Description of the task: Write the entries out again. Each one must match exactly.

Given records:
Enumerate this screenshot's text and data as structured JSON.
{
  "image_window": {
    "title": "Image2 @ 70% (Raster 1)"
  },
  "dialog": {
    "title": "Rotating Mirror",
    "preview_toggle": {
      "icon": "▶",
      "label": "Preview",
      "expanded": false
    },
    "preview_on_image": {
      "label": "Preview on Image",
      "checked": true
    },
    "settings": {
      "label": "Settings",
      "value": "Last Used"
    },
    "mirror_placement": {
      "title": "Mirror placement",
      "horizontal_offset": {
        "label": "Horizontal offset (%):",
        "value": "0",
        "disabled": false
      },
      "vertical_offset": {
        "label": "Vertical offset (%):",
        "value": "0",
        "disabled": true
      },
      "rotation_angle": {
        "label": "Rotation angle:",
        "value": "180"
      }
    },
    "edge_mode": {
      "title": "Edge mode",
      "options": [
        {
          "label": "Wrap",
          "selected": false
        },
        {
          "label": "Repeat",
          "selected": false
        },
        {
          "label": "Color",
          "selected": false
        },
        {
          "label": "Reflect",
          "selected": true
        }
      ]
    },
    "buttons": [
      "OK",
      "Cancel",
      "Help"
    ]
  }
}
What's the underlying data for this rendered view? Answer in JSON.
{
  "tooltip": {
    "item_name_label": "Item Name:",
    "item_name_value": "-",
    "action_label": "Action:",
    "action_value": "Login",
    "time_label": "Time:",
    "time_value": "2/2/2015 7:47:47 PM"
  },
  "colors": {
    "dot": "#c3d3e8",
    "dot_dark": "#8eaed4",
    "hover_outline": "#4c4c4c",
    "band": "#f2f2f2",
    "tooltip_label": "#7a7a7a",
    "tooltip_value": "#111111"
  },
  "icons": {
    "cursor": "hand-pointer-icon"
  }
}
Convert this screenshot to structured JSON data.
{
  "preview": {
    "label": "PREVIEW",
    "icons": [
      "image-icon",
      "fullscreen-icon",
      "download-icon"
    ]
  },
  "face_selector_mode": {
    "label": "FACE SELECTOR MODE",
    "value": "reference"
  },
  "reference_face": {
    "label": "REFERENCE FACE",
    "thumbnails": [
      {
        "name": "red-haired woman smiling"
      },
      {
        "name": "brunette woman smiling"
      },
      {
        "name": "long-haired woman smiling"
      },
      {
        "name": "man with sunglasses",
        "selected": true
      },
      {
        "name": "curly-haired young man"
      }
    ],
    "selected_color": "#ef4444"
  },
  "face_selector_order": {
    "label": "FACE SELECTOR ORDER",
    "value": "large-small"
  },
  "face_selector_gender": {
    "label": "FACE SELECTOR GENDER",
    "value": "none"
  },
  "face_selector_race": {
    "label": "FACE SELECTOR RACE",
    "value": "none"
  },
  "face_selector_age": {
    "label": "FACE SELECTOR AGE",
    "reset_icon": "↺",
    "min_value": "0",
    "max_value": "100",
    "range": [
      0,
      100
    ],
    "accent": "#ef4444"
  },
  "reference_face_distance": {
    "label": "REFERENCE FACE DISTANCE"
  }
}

Task answer:
Enumerate this screenshot's text and data as structured JSON.
{
  "image_window": {
    "title": "Image2 @ 70% (Raster 1)"
  },
  "dialog": {
    "title": "Rotating Mirror",
    "preview_toggle": {
      "icon": "▶",
      "label": "Preview",
      "expanded": false
    },
    "preview_on_image": {
      "label": "Preview on Image",
      "checked": true
    },
    "settings": {
      "label": "Settings",
      "value": "Last Used"
    },
    "mirror_placement": {
      "title": "Mirror placement",
      "horizontal_offset": {
        "label": "Horizontal offset (%):",
        "value": "0",
        "disabled": false
      },
      "vertical_offset": {
        "label": "Vertical offset (%):",
        "value": "0",
        "disabled": true
      },
      "rotation_angle": {
        "label": "Rotation angle:",
        "value": "180"
      }
    },
    "edge_mode": {
      "title": "Edge mode",
      "options": [
        {
          "label": "Wrap",
          "selected": false
        },
        {
          "label": "Repeat",
          "selected": false
        },
        {
          "label": "Color",
          "selected": false
        },
        {
          "label": "Reflect",
          "selected": true
        }
      ]
    },
    "buttons": [
      "OK",
      "Cancel",
      "Help"
    ]
  }
}
What's the underlying data for this rendered view? Answer in JSON.
{
  "tooltip": {
    "item_name_label": "Item Name:",
    "item_name_value": "-",
    "action_label": "Action:",
    "action_value": "Login",
    "time_label": "Time:",
    "time_value": "2/2/2015 7:47:47 PM"
  },
  "colors": {
    "dot": "#c3d3e8",
    "dot_dark": "#8eaed4",
    "hover_outline": "#4c4c4c",
    "band": "#f2f2f2",
    "tooltip_label": "#7a7a7a",
    "tooltip_value": "#111111"
  },
  "icons": {
    "cursor": "hand-pointer-icon"
  }
}
Convert this screenshot to structured JSON data.
{
  "preview": {
    "label": "PREVIEW",
    "icons": [
      "image-icon",
      "fullscreen-icon",
      "download-icon"
    ]
  },
  "face_selector_mode": {
    "label": "FACE SELECTOR MODE",
    "value": "reference"
  },
  "reference_face": {
    "label": "REFERENCE FACE",
    "thumbnails": [
      {
        "name": "red-haired woman smiling"
      },
      {
        "name": "brunette woman smiling"
      },
      {
        "name": "long-haired woman smiling"
      },
      {
        "name": "man with sunglasses",
        "selected": true
      },
      {
        "name": "curly-haired young man"
      }
    ],
    "selected_color": "#ef4444"
  },
  "face_selector_order": {
    "label": "FACE SELECTOR ORDER",
    "value": "large-small"
  },
  "face_selector_gender": {
    "label": "FACE SELECTOR GENDER",
    "value": "none"
  },
  "face_selector_race": {
    "label": "FACE SELECTOR RACE",
    "value": "none"
  },
  "face_selector_age": {
    "label": "FACE SELECTOR AGE",
    "reset_icon": "↺",
    "min_value": "0",
    "max_value": "100",
    "range": [
      0,
      100
    ],
    "accent": "#ef4444"
  },
  "reference_face_distance": {
    "label": "REFERENCE FACE DISTANCE"
  }
}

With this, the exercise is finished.